═══ Supplied material ═══

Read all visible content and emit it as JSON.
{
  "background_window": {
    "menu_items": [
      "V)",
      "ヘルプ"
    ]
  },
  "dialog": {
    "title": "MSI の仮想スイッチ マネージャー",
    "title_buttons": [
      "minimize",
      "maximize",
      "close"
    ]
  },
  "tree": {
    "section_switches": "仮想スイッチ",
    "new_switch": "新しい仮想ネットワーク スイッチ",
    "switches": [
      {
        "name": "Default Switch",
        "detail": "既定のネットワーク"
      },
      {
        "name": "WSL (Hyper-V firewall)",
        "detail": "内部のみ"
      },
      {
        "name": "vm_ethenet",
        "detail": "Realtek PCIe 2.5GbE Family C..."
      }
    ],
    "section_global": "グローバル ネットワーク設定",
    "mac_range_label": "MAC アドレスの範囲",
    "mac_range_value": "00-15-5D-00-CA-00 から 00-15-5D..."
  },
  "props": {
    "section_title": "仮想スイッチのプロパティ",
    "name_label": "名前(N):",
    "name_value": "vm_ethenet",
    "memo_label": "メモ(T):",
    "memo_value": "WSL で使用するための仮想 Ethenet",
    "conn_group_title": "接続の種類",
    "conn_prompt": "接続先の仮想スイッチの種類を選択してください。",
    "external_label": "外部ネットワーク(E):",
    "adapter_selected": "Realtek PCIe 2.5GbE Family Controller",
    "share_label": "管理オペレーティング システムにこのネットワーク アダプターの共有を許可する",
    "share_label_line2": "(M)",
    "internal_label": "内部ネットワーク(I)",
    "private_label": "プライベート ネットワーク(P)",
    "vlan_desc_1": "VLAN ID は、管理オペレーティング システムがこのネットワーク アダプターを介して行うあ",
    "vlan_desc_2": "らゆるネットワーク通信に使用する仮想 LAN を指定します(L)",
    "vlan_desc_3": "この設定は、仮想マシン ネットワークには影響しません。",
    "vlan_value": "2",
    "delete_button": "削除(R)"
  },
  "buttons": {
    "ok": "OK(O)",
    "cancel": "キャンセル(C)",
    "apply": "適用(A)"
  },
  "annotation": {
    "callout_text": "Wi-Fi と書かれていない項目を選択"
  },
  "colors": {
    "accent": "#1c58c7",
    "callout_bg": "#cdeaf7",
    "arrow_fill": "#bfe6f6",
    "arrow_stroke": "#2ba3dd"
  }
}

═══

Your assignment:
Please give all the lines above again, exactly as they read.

Task solution:
Read all visible content and emit it as JSON.
{
  "background_window": {
    "menu_items": [
      "V)",
      "ヘルプ"
    ]
  },
  "dialog": {
    "title": "MSI の仮想スイッチ マネージャー",
    "title_buttons": [
      "minimize",
      "maximize",
      "close"
    ]
  },
  "tree": {
    "section_switches": "仮想スイッチ",
    "new_switch": "新しい仮想ネットワーク スイッチ",
    "switches": [
      {
        "name": "Default Switch",
        "detail": "既定のネットワーク"
      },
      {
        "name": "WSL (Hyper-V firewall)",
        "detail": "内部のみ"
      },
      {
        "name": "vm_ethenet",
        "detail": "Realtek PCIe 2.5GbE Family C..."
      }
    ],
    "section_global": "グローバル ネットワーク設定",
    "mac_range_label": "MAC アドレスの範囲",
    "mac_range_value": "00-15-5D-00-CA-00 から 00-15-5D..."
  },
  "props": {
    "section_title": "仮想スイッチのプロパティ",
    "name_label": "名前(N):",
    "name_value": "vm_ethenet",
    "memo_label": "メモ(T):",
    "memo_value": "WSL で使用するための仮想 Ethenet",
    "conn_group_title": "接続の種類",
    "conn_prompt": "接続先の仮想スイッチの種類を選択してください。",
    "external_label": "外部ネットワーク(E):",
    "adapter_selected": "Realtek PCIe 2.5GbE Family Controller",
    "share_label": "管理オペレーティング システムにこのネットワーク アダプターの共有を許可する",
    "share_label_line2": "(M)",
    "internal_label": "内部ネットワーク(I)",
    "private_label": "プライベート ネットワーク(P)",
    "vlan_desc_1": "VLAN ID は、管理オペレーティング システムがこのネットワーク アダプターを介して行うあ",
    "vlan_desc_2": "らゆるネットワーク通信に使用する仮想 LAN を指定します(L)",
    "vlan_desc_3": "この設定は、仮想マシン ネットワークには影響しません。",
    "vlan_value": "2",
    "delete_button": "削除(R)"
  },
  "buttons": {
    "ok": "OK(O)",
    "cancel": "キャンセル(C)",
    "apply": "適用(A)"
  },
  "annotation": {
    "callout_text": "Wi-Fi と書かれていない項目を選択"
  },
  "colors": {
    "accent": "#1c58c7",
    "callout_bg": "#cdeaf7",
    "arrow_fill": "#bfe6f6",
    "arrow_stroke": "#2ba3dd"
  }
}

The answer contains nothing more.